**Given information**
↓

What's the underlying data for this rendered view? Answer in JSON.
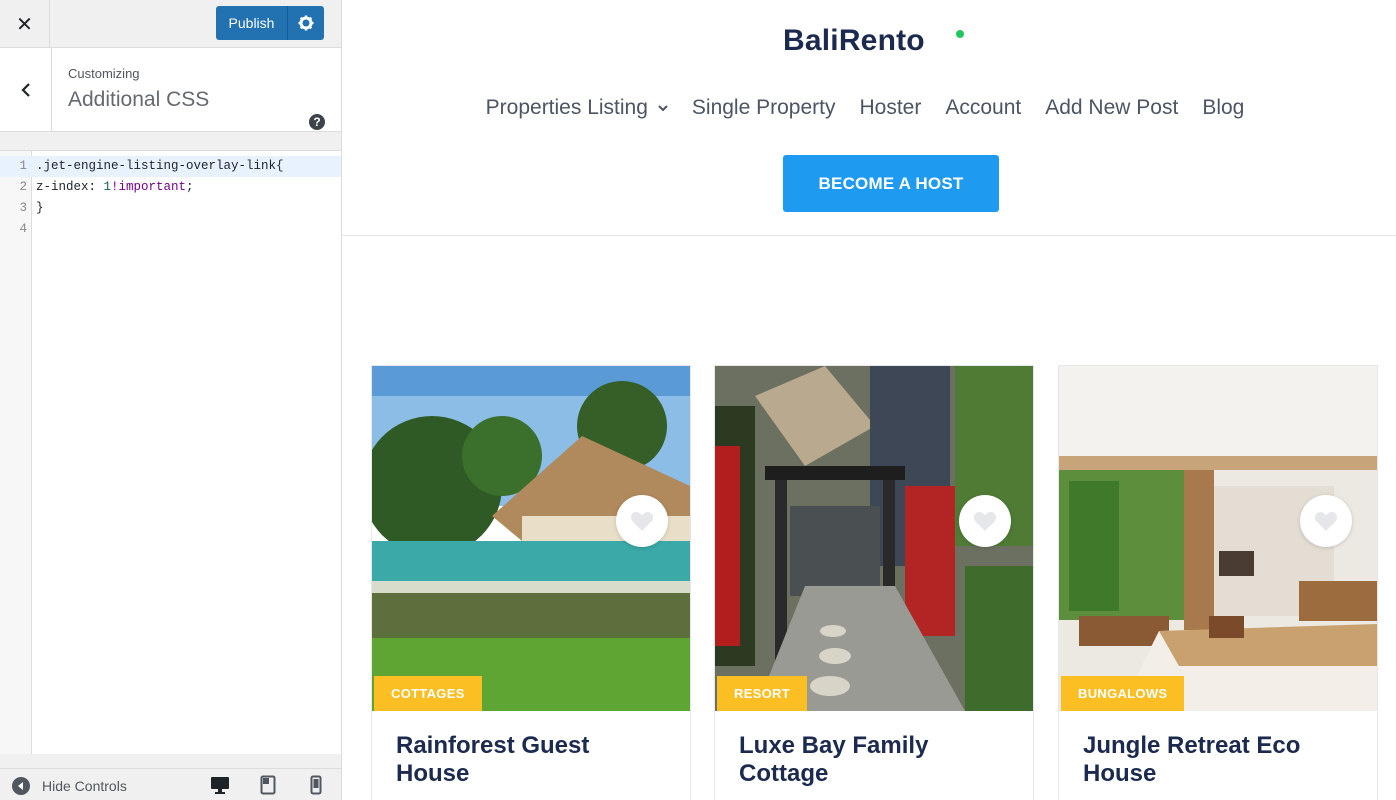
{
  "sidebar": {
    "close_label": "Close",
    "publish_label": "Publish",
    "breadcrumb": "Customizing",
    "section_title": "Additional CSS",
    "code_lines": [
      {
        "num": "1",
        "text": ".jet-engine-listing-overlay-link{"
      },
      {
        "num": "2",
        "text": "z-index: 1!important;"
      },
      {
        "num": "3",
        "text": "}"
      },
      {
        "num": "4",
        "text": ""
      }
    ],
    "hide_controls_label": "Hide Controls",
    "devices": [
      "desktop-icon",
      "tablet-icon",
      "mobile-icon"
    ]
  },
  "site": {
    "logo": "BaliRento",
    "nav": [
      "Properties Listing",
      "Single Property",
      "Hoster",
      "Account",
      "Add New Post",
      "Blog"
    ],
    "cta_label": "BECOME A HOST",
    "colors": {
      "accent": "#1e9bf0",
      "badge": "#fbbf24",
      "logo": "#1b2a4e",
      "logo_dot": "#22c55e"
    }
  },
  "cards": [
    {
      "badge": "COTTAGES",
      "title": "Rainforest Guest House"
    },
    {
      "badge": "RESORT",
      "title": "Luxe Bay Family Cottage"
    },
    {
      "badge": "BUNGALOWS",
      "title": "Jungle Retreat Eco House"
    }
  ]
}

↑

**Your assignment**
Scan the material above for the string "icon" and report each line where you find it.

**Solution to the exercise**
      "desktop-icon",
      "tablet-icon",
      "mobile-icon"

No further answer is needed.